### Instructions to follow
Take the data that follows and retype it word for word.

### Available data
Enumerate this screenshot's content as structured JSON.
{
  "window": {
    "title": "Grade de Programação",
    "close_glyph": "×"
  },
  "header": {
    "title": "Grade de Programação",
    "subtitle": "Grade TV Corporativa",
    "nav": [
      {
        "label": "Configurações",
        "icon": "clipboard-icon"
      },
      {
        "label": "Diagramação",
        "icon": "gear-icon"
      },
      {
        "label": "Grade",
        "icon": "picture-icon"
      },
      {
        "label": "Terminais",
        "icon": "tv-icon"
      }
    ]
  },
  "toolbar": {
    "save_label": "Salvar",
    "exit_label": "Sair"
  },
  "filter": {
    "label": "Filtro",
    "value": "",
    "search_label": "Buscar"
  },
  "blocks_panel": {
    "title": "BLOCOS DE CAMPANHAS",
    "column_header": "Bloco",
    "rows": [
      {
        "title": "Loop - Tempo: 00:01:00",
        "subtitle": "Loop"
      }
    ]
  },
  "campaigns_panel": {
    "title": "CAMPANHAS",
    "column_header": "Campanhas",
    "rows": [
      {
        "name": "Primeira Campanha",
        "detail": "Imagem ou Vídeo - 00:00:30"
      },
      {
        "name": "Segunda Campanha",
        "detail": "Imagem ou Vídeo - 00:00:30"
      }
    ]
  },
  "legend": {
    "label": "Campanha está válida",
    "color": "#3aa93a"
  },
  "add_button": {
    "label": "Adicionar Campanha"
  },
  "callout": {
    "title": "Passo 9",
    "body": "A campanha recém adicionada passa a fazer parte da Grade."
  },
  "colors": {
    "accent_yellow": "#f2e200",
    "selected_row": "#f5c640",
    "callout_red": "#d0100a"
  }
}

### Exercise output
Enumerate this screenshot's content as structured JSON.
{
  "window": {
    "title": "Grade de Programação",
    "close_glyph": "×"
  },
  "header": {
    "title": "Grade de Programação",
    "subtitle": "Grade TV Corporativa",
    "nav": [
      {
        "label": "Configurações",
        "icon": "clipboard-icon"
      },
      {
        "label": "Diagramação",
        "icon": "gear-icon"
      },
      {
        "label": "Grade",
        "icon": "picture-icon"
      },
      {
        "label": "Terminais",
        "icon": "tv-icon"
      }
    ]
  },
  "toolbar": {
    "save_label": "Salvar",
    "exit_label": "Sair"
  },
  "filter": {
    "label": "Filtro",
    "value": "",
    "search_label": "Buscar"
  },
  "blocks_panel": {
    "title": "BLOCOS DE CAMPANHAS",
    "column_header": "Bloco",
    "rows": [
      {
        "title": "Loop - Tempo: 00:01:00",
        "subtitle": "Loop"
      }
    ]
  },
  "campaigns_panel": {
    "title": "CAMPANHAS",
    "column_header": "Campanhas",
    "rows": [
      {
        "name": "Primeira Campanha",
        "detail": "Imagem ou Vídeo - 00:00:30"
      },
      {
        "name": "Segunda Campanha",
        "detail": "Imagem ou Vídeo - 00:00:30"
      }
    ]
  },
  "legend": {
    "label": "Campanha está válida",
    "color": "#3aa93a"
  },
  "add_button": {
    "label": "Adicionar Campanha"
  },
  "callout": {
    "title": "Passo 9",
    "body": "A campanha recém adicionada passa a fazer parte da Grade."
  },
  "colors": {
    "accent_yellow": "#f2e200",
    "selected_row": "#f5c640",
    "callout_red": "#d0100a"
  }
}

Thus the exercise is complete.